**Assignment**
Count, in the entries below, the lines in which "true" occurs. Give the number, nothing more.

Stored items from a collection

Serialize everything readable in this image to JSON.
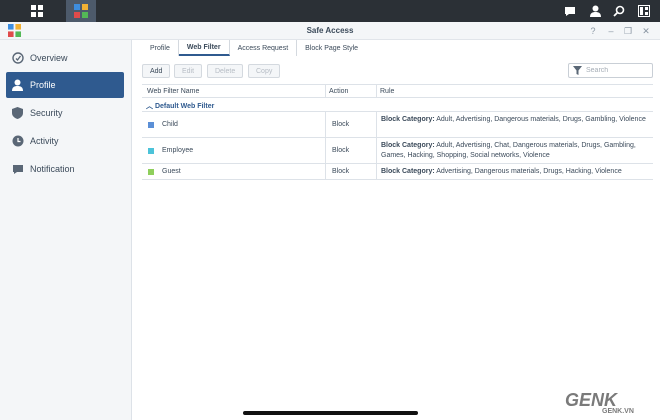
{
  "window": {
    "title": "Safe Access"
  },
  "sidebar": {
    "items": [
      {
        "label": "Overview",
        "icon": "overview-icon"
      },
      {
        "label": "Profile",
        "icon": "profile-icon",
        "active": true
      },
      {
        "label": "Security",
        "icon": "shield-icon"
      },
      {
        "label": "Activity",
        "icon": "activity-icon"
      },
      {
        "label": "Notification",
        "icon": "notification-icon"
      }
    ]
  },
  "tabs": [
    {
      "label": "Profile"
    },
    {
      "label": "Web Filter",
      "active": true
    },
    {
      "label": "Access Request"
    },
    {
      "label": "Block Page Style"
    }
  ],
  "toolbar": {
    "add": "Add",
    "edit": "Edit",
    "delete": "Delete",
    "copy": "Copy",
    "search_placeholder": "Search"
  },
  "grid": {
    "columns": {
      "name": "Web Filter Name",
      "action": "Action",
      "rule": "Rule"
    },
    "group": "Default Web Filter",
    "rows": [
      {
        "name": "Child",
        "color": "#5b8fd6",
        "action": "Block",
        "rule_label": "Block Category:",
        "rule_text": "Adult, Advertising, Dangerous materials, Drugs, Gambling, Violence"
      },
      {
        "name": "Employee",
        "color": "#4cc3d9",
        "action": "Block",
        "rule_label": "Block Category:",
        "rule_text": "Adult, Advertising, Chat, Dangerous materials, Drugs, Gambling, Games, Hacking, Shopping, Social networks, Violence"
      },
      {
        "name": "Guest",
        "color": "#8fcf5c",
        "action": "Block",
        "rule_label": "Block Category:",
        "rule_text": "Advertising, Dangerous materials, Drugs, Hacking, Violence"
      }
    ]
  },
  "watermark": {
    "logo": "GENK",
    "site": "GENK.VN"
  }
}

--

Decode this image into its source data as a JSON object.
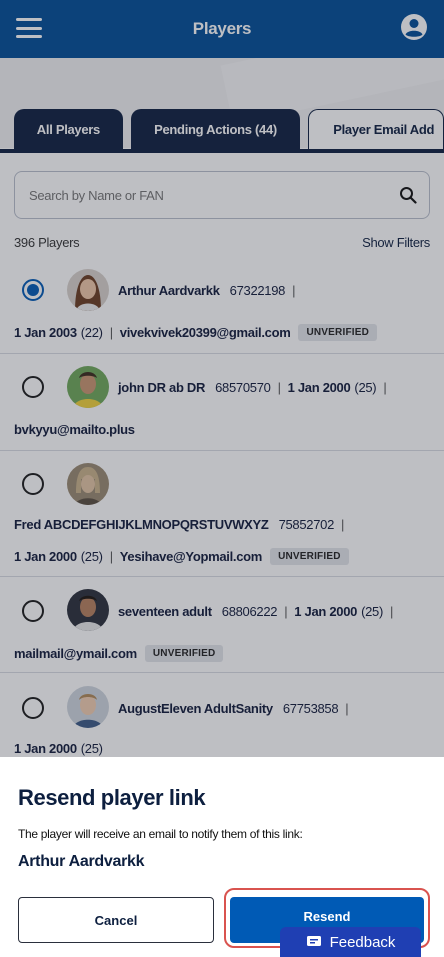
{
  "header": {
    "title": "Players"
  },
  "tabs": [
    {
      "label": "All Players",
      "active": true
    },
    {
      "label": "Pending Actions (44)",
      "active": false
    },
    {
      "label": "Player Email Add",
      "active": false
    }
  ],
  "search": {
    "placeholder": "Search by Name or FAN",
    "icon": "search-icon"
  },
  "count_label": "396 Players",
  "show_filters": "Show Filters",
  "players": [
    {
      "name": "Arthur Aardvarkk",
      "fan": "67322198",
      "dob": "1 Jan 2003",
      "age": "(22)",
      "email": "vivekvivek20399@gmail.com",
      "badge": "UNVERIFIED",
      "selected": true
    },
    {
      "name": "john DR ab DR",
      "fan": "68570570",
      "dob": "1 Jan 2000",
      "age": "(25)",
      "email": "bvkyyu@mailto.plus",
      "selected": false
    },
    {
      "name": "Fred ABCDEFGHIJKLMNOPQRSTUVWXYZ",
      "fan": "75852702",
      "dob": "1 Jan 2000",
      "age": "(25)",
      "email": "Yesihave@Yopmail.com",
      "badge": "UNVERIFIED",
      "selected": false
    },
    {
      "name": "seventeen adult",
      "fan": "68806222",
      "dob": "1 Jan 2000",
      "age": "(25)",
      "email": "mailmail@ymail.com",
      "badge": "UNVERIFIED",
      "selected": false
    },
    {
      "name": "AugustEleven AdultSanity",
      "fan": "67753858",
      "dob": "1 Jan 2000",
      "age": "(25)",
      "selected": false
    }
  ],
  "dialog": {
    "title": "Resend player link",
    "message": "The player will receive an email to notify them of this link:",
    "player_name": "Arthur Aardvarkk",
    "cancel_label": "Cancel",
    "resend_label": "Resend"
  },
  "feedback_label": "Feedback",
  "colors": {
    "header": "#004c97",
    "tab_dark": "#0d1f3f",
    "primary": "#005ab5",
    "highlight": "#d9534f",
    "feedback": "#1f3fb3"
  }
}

**Written answer**
4